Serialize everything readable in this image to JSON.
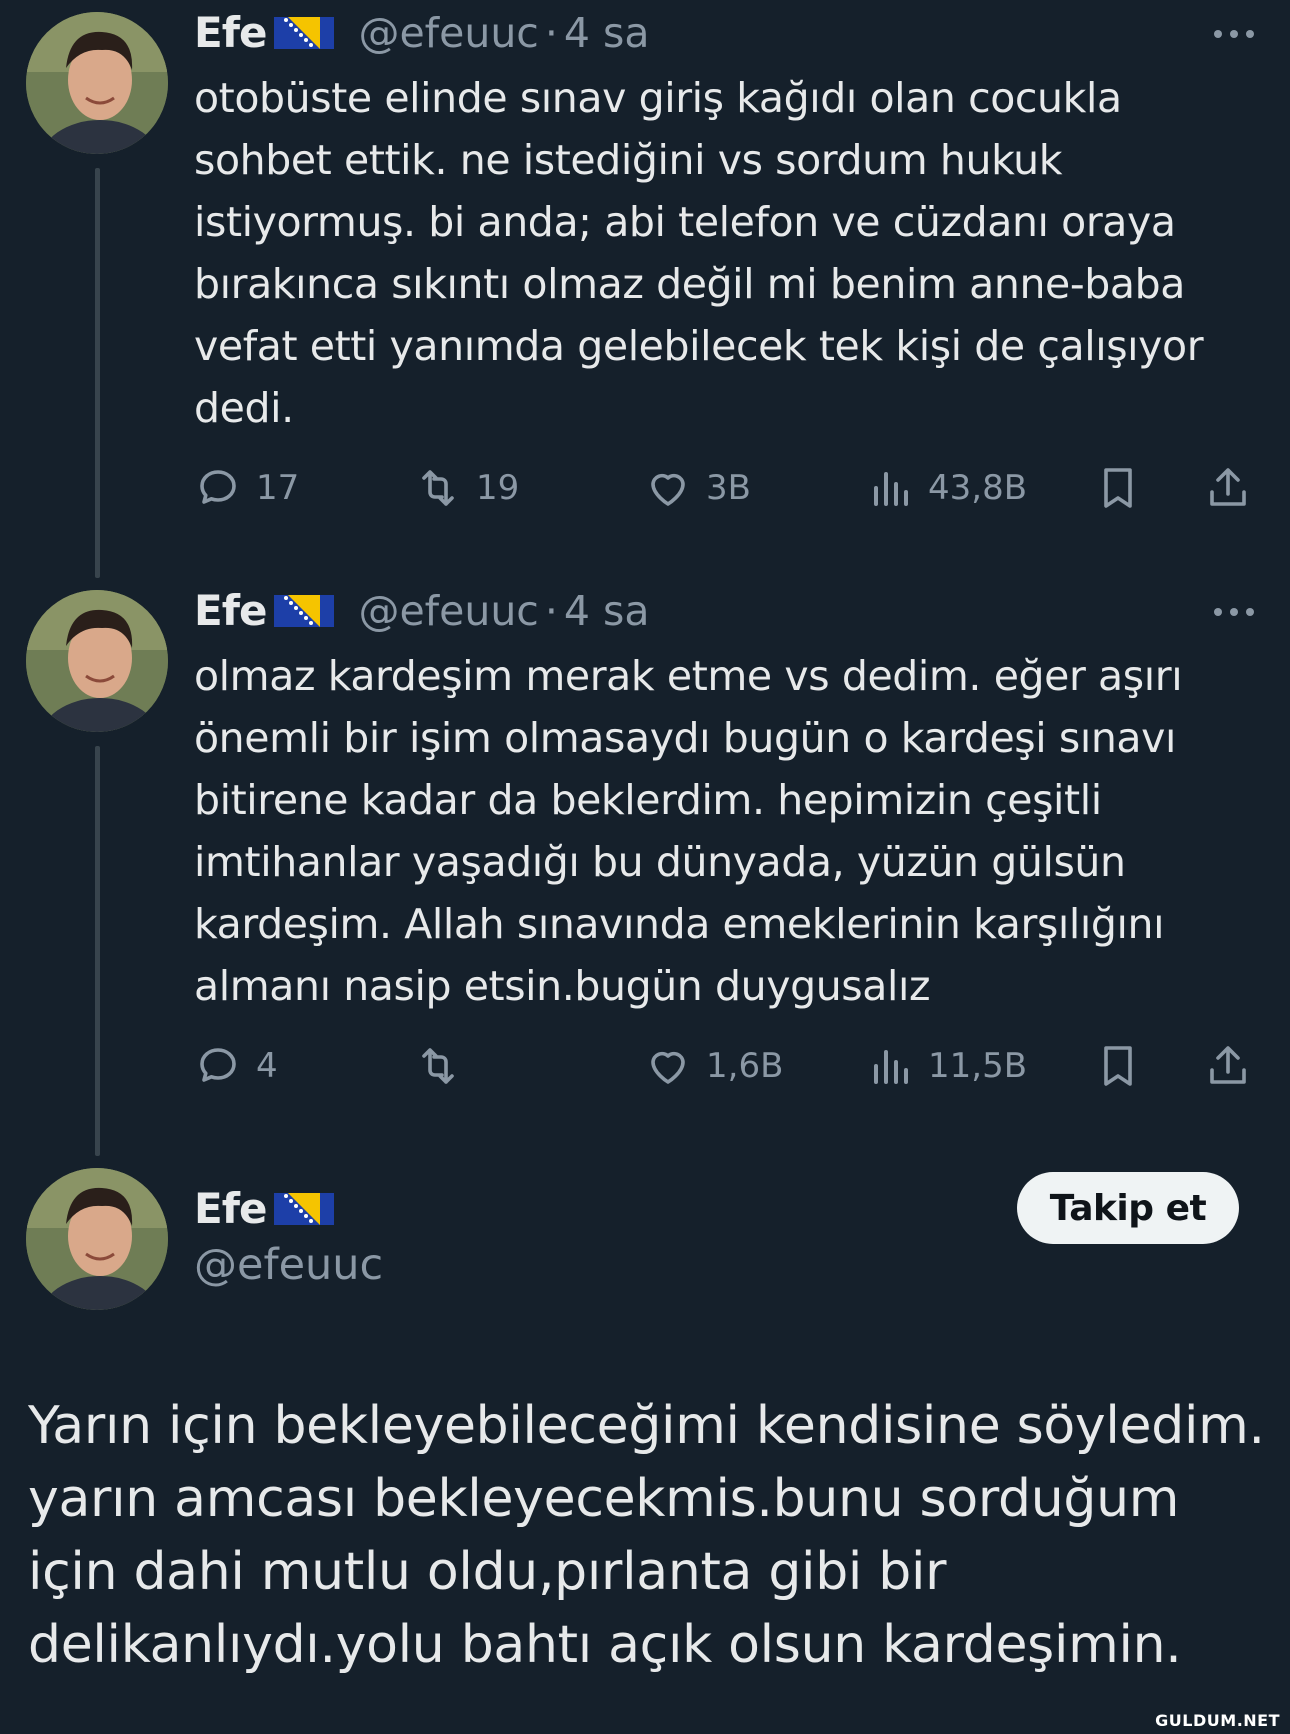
{
  "tweets": [
    {
      "name": "Efe",
      "handle": "@efeuuc",
      "separator": "·",
      "time": "4 sa",
      "text": "otobüste elinde sınav giriş kağıdı olan cocukla sohbet ettik. ne istediğini vs sordum hukuk istiyormuş. bi anda; abi telefon ve cüzdanı oraya bırakınca sıkıntı olmaz değil mi benim anne-baba vefat etti yanımda gelebilecek tek kişi de çalışıyor dedi.",
      "replies": "17",
      "retweets": "19",
      "likes": "3B",
      "views": "43,8B"
    },
    {
      "name": "Efe",
      "handle": "@efeuuc",
      "separator": "·",
      "time": "4 sa",
      "text": "olmaz kardeşim merak etme vs dedim. eğer aşırı önemli bir işim olmasaydı bugün o kardeşi sınavı bitirene kadar da beklerdim. hepimizin çeşitli imtihanlar yaşadığı bu dünyada, yüzün gülsün kardeşim. Allah sınavında emeklerinin karşılığını almanı nasip etsin.bugün duygusalız",
      "replies": "4",
      "retweets": "",
      "likes": "1,6B",
      "views": "11,5B"
    }
  ],
  "final_tweet": {
    "name": "Efe",
    "handle": "@efeuuc",
    "follow_label": "Takip et",
    "text": "Yarın için bekleyebileceğimi kendisine söyledim. yarın amcası bekleyecekmis.bunu sorduğum için dahi mutlu oldu,pırlanta gibi bir delikanlıydı.yolu bahtı açık olsun kardeşimin."
  },
  "watermark": "GULDUM.NET",
  "icons": {
    "reply": "reply-icon",
    "retweet": "retweet-icon",
    "like": "heart-icon",
    "views": "views-icon",
    "bookmark": "bookmark-icon",
    "share": "share-icon",
    "more": "more-icon",
    "flag": "bosnia-flag-icon"
  },
  "colors": {
    "background": "#15202b",
    "text": "#e7e9ea",
    "secondary": "#8b98a5",
    "button": "#eff3f4"
  }
}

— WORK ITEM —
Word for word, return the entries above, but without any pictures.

— SOLUTION —
Serialize everything readable in this image to JSON.
{
  "tweets": [
    {
      "name": "Efe",
      "handle": "@efeuuc",
      "separator": "·",
      "time": "4 sa",
      "text": "otobüste elinde sınav giriş kağıdı olan cocukla sohbet ettik. ne istediğini vs sordum hukuk istiyormuş. bi anda; abi telefon ve cüzdanı oraya bırakınca sıkıntı olmaz değil mi benim anne-baba vefat etti yanımda gelebilecek tek kişi de çalışıyor dedi.",
      "replies": "17",
      "retweets": "19",
      "likes": "3B",
      "views": "43,8B"
    },
    {
      "name": "Efe",
      "handle": "@efeuuc",
      "separator": "·",
      "time": "4 sa",
      "text": "olmaz kardeşim merak etme vs dedim. eğer aşırı önemli bir işim olmasaydı bugün o kardeşi sınavı bitirene kadar da beklerdim. hepimizin çeşitli imtihanlar yaşadığı bu dünyada, yüzün gülsün kardeşim. Allah sınavında emeklerinin karşılığını almanı nasip etsin.bugün duygusalız",
      "replies": "4",
      "retweets": "",
      "likes": "1,6B",
      "views": "11,5B"
    }
  ],
  "final_tweet": {
    "name": "Efe",
    "handle": "@efeuuc",
    "follow_label": "Takip et",
    "text": "Yarın için bekleyebileceğimi kendisine söyledim. yarın amcası bekleyecekmis.bunu sorduğum için dahi mutlu oldu,pırlanta gibi bir delikanlıydı.yolu bahtı açık olsun kardeşimin."
  },
  "watermark": "GULDUM.NET",
  "icons": {
    "reply": "reply-icon",
    "retweet": "retweet-icon",
    "like": "heart-icon",
    "views": "views-icon",
    "bookmark": "bookmark-icon",
    "share": "share-icon",
    "more": "more-icon",
    "flag": "bosnia-flag-icon"
  },
  "colors": {
    "background": "#15202b",
    "text": "#e7e9ea",
    "secondary": "#8b98a5",
    "button": "#eff3f4"
  }
}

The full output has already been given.